Rokia Sulh still remembers the day that changed her life forever. About seven years ago - she had just prepared dinner for her children and finished watering her small vegetable garden - frantic knocks on the door interrupted the family’s quiet summer evening. 

When she opened the gate, a mob of neighbours had gathered outside and in its midst Rokia’s husband - killed in a car accident on his way home. 

“He went to Mazar-e-Sharif for work,” she remembers, a city about an hour’s drive from the family’s home. “It was a full on collision in the middle of the road. From that day on, I knew I had to manage by myself.”

Support people like Rokia get through this difficult time

Starting over without her husband

A mother of nine - five girls and four boys - Rokia grieved, but she wasn’t afraid to jump into her new role. “I didn’t have an option. I decided I needed to carry on for my children,” she remembered. Both her teenage children and her worked as daily labourers as much as they could, earning a small income to survive on. Years later several of her daughters got married, starting their own families.

For many years since, the family had been living a poor but peaceful life in Karte Sulh, a small village in the north of Afghanistan, surrounded by green fields and gently rising, grass-covered hills. The war hadn’t come close to them and fighting remained in the distance. 

Living in a compound with a small brick house in the middle, some of Rokia’s children had been attending school nearby, a dream that their mother has never been able to fulfil for herself. Two small rooms served as the family’s sleeping and living quarters - there were no toys, barely any school supplies, and very little else, but they had been relatively happy anyway.

Then COVID-19 hit

Earlier this year, with the economy dwindling and the coronavirus pandemic spreading across the country, life was becoming tough, and Rokia started to worry.

“We didn’t have any money to make it through. I even thought about selling our home,” Rokia admitted. “I had never had the opportunity to learn any skills but I realised that me taking on a full-time job would be the only way to get us through this.” 

At the beginning of spring, Rokia joined a small group of women to participate in one of our gabion weaving workshops. The gabion - a metal basket construction filled with heavy rocks, to be used in landscaping and erosion control - was destined to help put almond tree plantations and irrigation systems in place, turning Rokia’s small village into an agricultural haven. 

Equipped with her new skills, alongside thick gloves provided by Afghanaid to protect her hands, tools and metal thread, she decided to take up gabion weaving full-time. Sitting on the clean-swept floor in her compound, she started weaving the metal baskets early in the morning, finishing as many as eight in just one day. 

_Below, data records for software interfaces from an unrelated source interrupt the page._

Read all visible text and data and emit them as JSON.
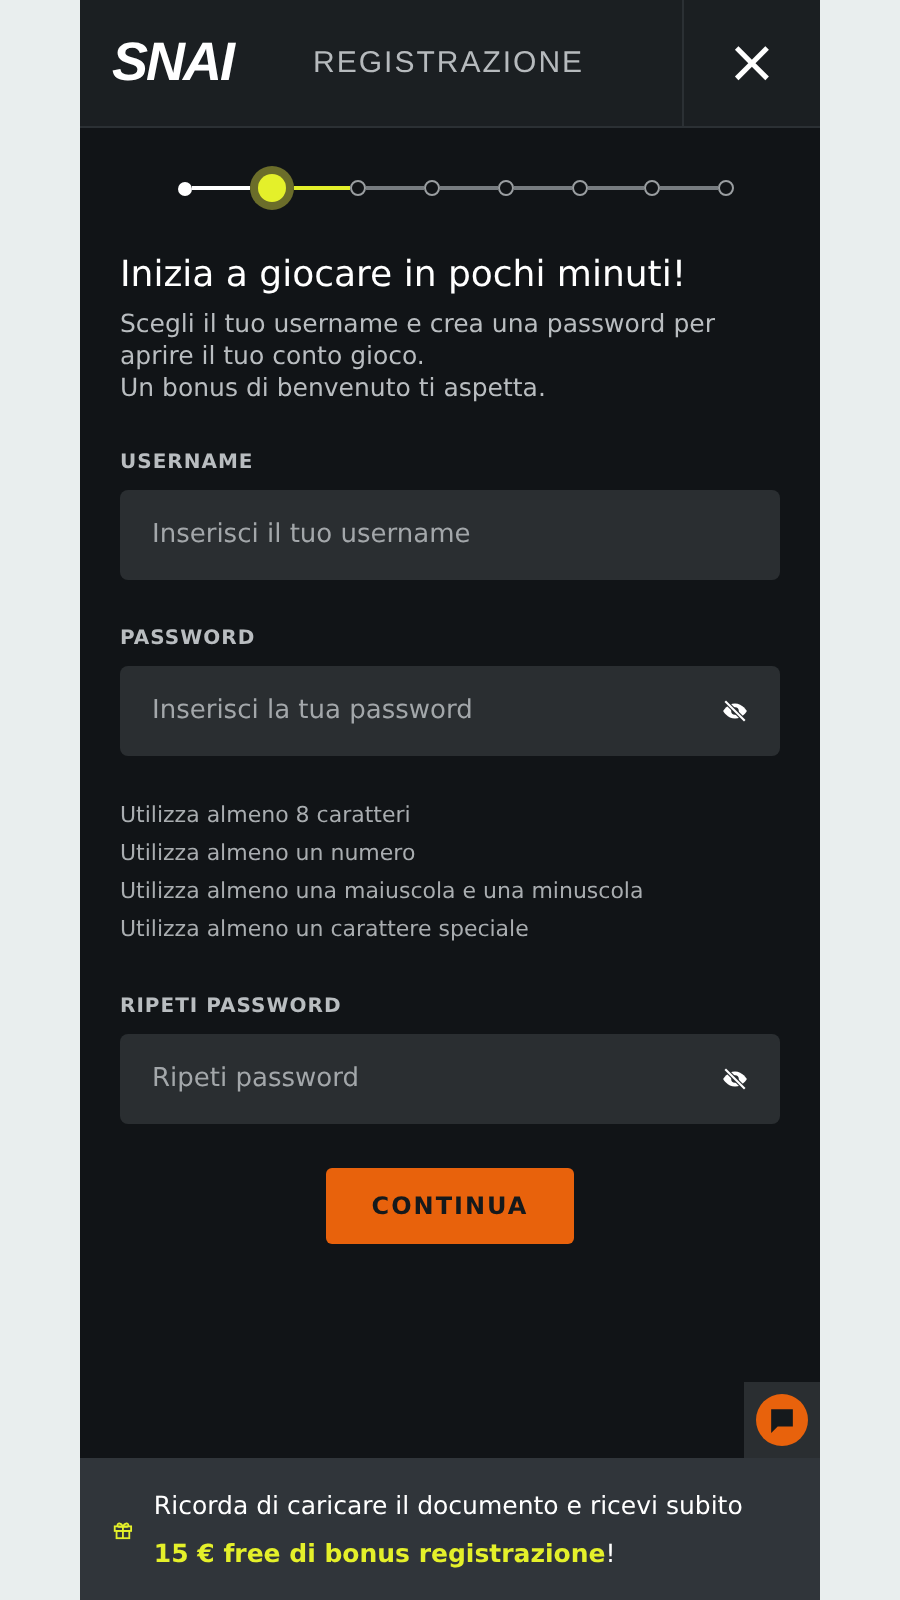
{
  "header": {
    "logo": "SNAI",
    "title": "REGISTRAZIONE",
    "close": "×"
  },
  "steps": [
    {
      "kind": "done"
    },
    {
      "kind": "current"
    },
    {
      "kind": "pending"
    },
    {
      "kind": "pending"
    },
    {
      "kind": "pending"
    },
    {
      "kind": "pending"
    },
    {
      "kind": "pending"
    },
    {
      "kind": "pending"
    }
  ],
  "intro": {
    "title": "Inizia a giocare in pochi minuti!",
    "lines": [
      "Scegli il tuo username e crea una password per aprire il tuo conto gioco.",
      "Un bonus di benvenuto ti aspetta."
    ]
  },
  "fields": [
    {
      "kind": "text",
      "label": "USERNAME",
      "placeholder": "Inserisci il tuo username"
    },
    {
      "kind": "password",
      "label": "PASSWORD",
      "placeholder": "Inserisci la tua password",
      "rules": [
        "Utilizza almeno 8 caratteri",
        "Utilizza almeno un numero",
        "Utilizza almeno una maiuscola e una minuscola",
        "Utilizza almeno un carattere speciale"
      ]
    },
    {
      "kind": "password",
      "label": "RIPETI PASSWORD",
      "placeholder": "Ripeti password"
    }
  ],
  "submit": "CONTINUA",
  "banner": {
    "text": "Ricorda di caricare il documento e ricevi subito **15 € free di bonus registrazione**!"
  }
}
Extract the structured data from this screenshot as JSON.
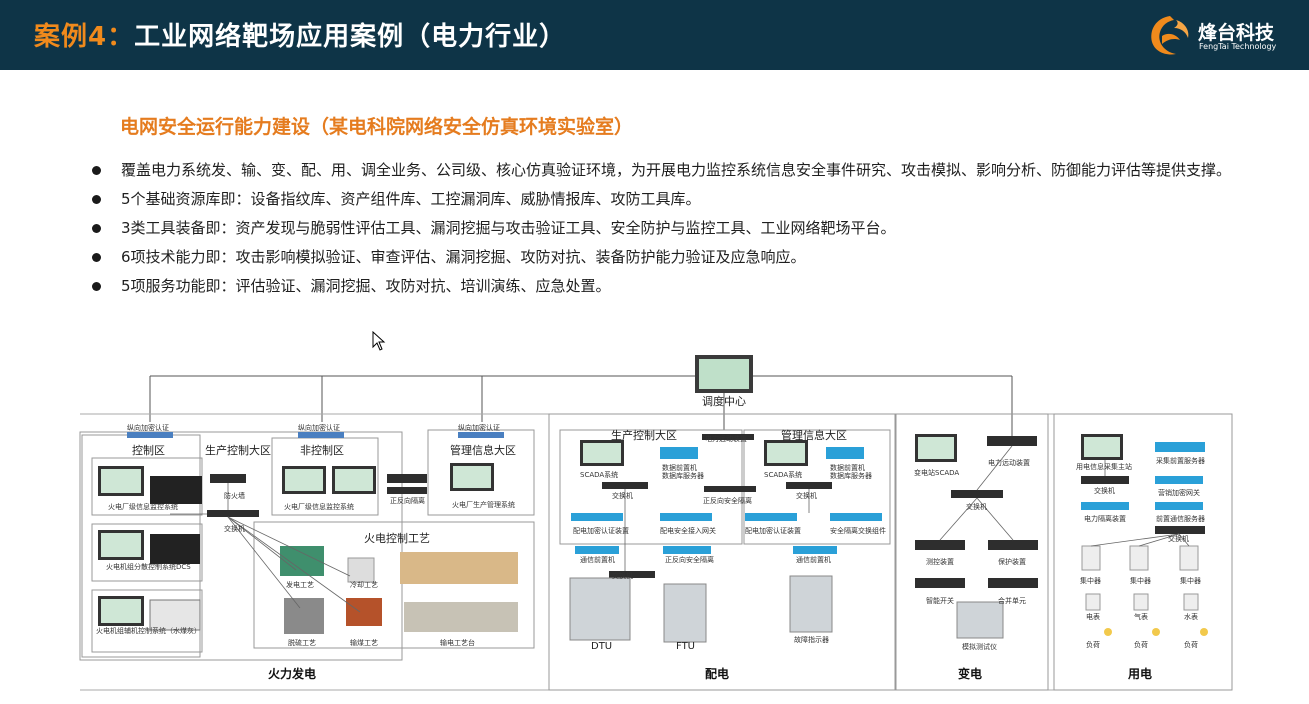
{
  "header": {
    "title_prefix": "案例4：",
    "title_main": "工业网络靶场应用案例（电力行业）",
    "logo_name": "烽台科技",
    "logo_en": "FengTai Technology",
    "logo_icon": "phoenix-logo-icon"
  },
  "subtitle": "电网安全运行能力建设（某电科院网络安全仿真环境实验室）",
  "bullets": [
    "覆盖电力系统发、输、变、配、用、调全业务、公司级、核心仿真验证环境，为开展电力监控系统信息安全事件研究、攻击模拟、影响分析、防御能力评估等提供支撑。",
    "5个基础资源库即：设备指纹库、资产组件库、工控漏洞库、威胁情报库、攻防工具库。",
    "3类工具装备即：资产发现与脆弱性评估工具、漏洞挖掘与攻击验证工具、安全防护与监控工具、工业网络靶场平台。",
    "6项技术能力即：攻击影响模拟验证、审查评估、漏洞挖掘、攻防对抗、装备防护能力验证及应急响应。",
    "5项服务功能即：评估验证、漏洞挖掘、攻防对抗、培训演练、应急处置。"
  ],
  "colors": {
    "header_bg": "#0e3447",
    "accent": "#f08a1c",
    "subtitle": "#e57c1f"
  },
  "diagram": {
    "dispatch": "调度中心",
    "gen": {
      "auth1": "纵向加密认证",
      "auth2": "纵向加密认证",
      "auth3": "纵向加密认证",
      "control_zone": "控制区",
      "prod_zone": "生产控制大区",
      "noncontrol_zone": "非控制区",
      "mgmt_zone": "管理信息大区",
      "sys1": "火电厂级信息监控系统",
      "sys2": "火电厂级信息监控系统",
      "sys3": "火电厂生产管理系统",
      "firewall": "防火墙",
      "isolation": "正反向隔离",
      "switch": "交换机",
      "dcs": "火电机组分散控制系统DCS",
      "aux": "火电机组辅机控制系统（水煤灰）",
      "process": "火电控制工艺",
      "p1": "发电工艺",
      "p2": "冷却工艺",
      "p3": "脱硫工艺",
      "p4": "输煤工艺",
      "p5": "输电工艺台",
      "label": "火力发电"
    },
    "dist": {
      "prod_zone": "生产控制大区",
      "mgmt_zone": "管理信息大区",
      "vpn": "电力远动装置",
      "scada1": "SCADA系统",
      "scada2": "SCADA系统",
      "db1a": "数据前置机",
      "db1b": "数据库服务器",
      "db2a": "数据前置机",
      "db2b": "数据库服务器",
      "switch1": "交换机",
      "switch2": "交换机",
      "switch3": "交换机",
      "isolation": "正反向安全隔离",
      "auth1": "配电加密认证装置",
      "access": "配电安全接入网关",
      "auth2": "配电加密认证装置",
      "safeswitch": "安全隔离交换组件",
      "comm1": "通信前置机",
      "isolation2": "正反向安全隔离",
      "comm2": "通信前置机",
      "dtu": "DTU",
      "ftu": "FTU",
      "fault": "故障指示器",
      "label": "配电"
    },
    "sub": {
      "scada": "变电站SCADA",
      "rtu": "电力远动装置",
      "switch": "交换机",
      "measure": "测控装置",
      "protect": "保护装置",
      "smart": "智能开关",
      "merge": "合并单元",
      "tester": "模拟测试仪",
      "label": "变电"
    },
    "use": {
      "master": "用电信息采集主站",
      "server": "采集前置服务器",
      "switch1": "交换机",
      "gateway": "营销加密网关",
      "isolation": "电力隔离装置",
      "comm": "前置通信服务器",
      "switch2": "交换机",
      "c1": "集中器",
      "c2": "集中器",
      "c3": "集中器",
      "m1": "电表",
      "m2": "气表",
      "m3": "水表",
      "l1": "负荷",
      "l2": "负荷",
      "l3": "负荷",
      "label": "用电"
    }
  }
}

“I had become part of a chain,” Rokia explained proudly. Her handmade metal baskets were used to ensure almond tree plantations could be put in place on the steep hill without causing erosion, and equipped with deep trenches for irrigation.

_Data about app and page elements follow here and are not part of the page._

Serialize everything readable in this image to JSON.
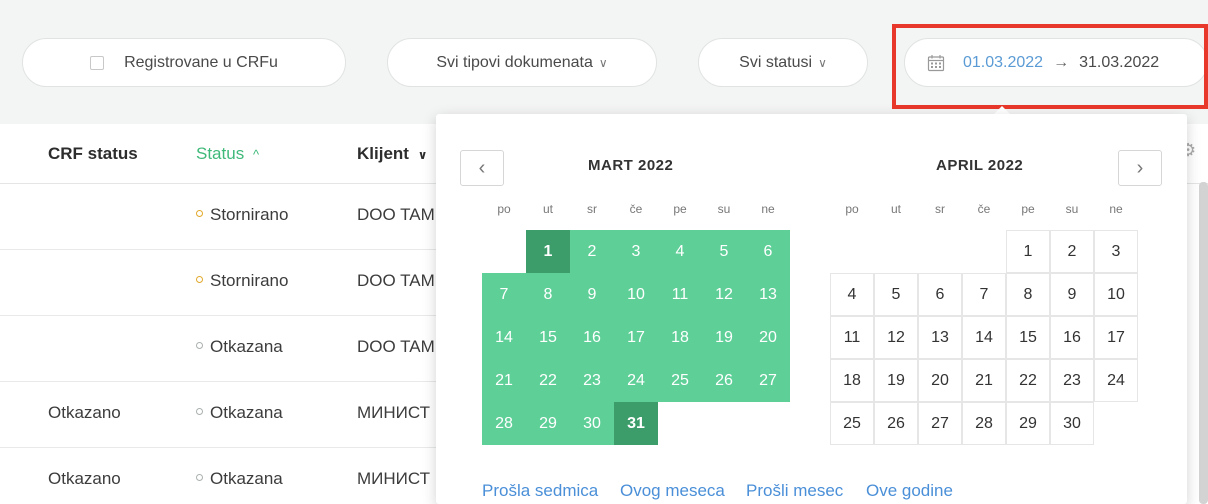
{
  "filters": {
    "registered_label": "Registrovane u CRFu",
    "doc_types_label": "Svi tipovi dokumenata",
    "statuses_label": "Svi statusi",
    "date_from": "01.03.2022",
    "date_arrow": "→",
    "date_to": "31.03.2022",
    "chevron": "∨"
  },
  "table": {
    "headers": {
      "crf_status": "CRF status",
      "status": "Status",
      "status_sort": "^",
      "client": "Klijent",
      "client_sort": "∨"
    },
    "rows": [
      {
        "crf": "",
        "status": "Stornirano",
        "client": "DOO TAM"
      },
      {
        "crf": "",
        "status": "Stornirano",
        "client": "DOO TAM"
      },
      {
        "crf": "",
        "status": "Otkazana",
        "client": "DOO TAM"
      },
      {
        "crf": "Otkazano",
        "status": "Otkazana",
        "client": "МИНИСТ"
      },
      {
        "crf": "Otkazano",
        "status": "Otkazana",
        "client": "МИНИСТ"
      }
    ]
  },
  "calendar": {
    "left_month": "MART 2022",
    "right_month": "APRIL 2022",
    "weekdays": [
      "po",
      "ut",
      "sr",
      "če",
      "pe",
      "su",
      "ne"
    ],
    "prev_icon": "‹",
    "next_icon": "›",
    "quick_links": [
      "Prošla sedmica",
      "Ovog meseca",
      "Prošli mesec",
      "Ove godine"
    ]
  },
  "colors": {
    "accent_green": "#5fcf98",
    "edge_green": "#3c9d6a",
    "link_blue": "#4a8fd8",
    "highlight_red": "#e8382b"
  }
}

This large-scale project has now been able to employ hundreds of local people - from gabion weavers to construction labourers, tree nursery specialists and farmers - providing both a vital source of income and a sustainable farming option for families like Rokia's.

“It’s benefiting our entire community,” Rokia said, who admitted she can’t count how many gabion baskets she had already made. 

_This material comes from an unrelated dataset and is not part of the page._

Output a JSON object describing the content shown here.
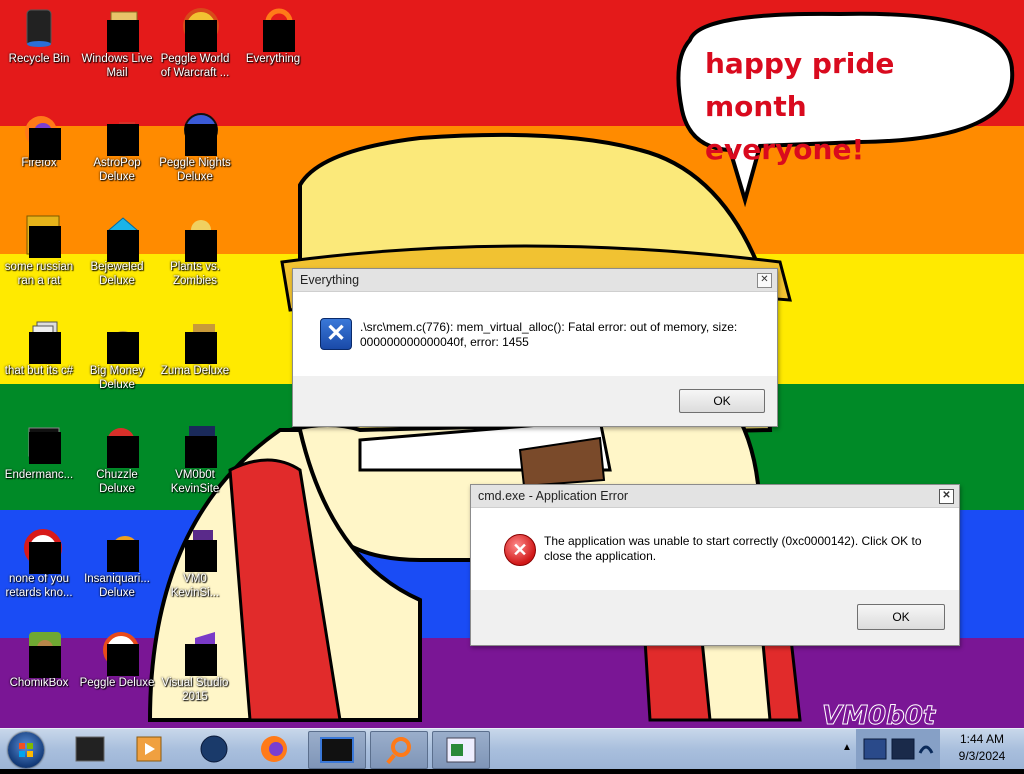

From baskets to business

With her new income selling the baskets back to us for use in the plantations, Rokia has started her own small side business. She’s selling sandals in her local market, using the income to put both her last teenage children and her grandchildren through school, "and to buy toys for them for the first time," she laughed, "I'm a business woman now."


Finding security amid the pandemic

“I’m happy to have a full-time job right now. I know I can support my family through this difficult time and I can even work from my compound which is safer. I have only one regret: I was never able to go to school,” she admitted, wishing she had learned how to read and write. "I want things to be different for my children and grandchildren."

“The gabion weaving will help me ensure one thing: I’m breaking the circle of illiteracy. Both my children and grandchildren will receive an education - it's a chance for a better future. I watch them learning and I am so proud of them.”


Rokia can now support her family through the pandemic and provide her grandchildren, Zahra, Arezu and Nisar (above), with a better future.

Please make a donation today to help more families like Rokia's

Afghanaid is working incredibly hard to protect vulnerable communities like Rakia's during this Coronavirus crisis. We're posting regular updates on the situation in Afghanistan here. During challenging times, donations from our supporters are an absolutely vital resource for us, and will help to ensure we can continue to reach those who need it most, and provide vital assistance to the most vulnerable. Right now we need your help to provide hygiene kits, clean water and emergency food for families who are struggling.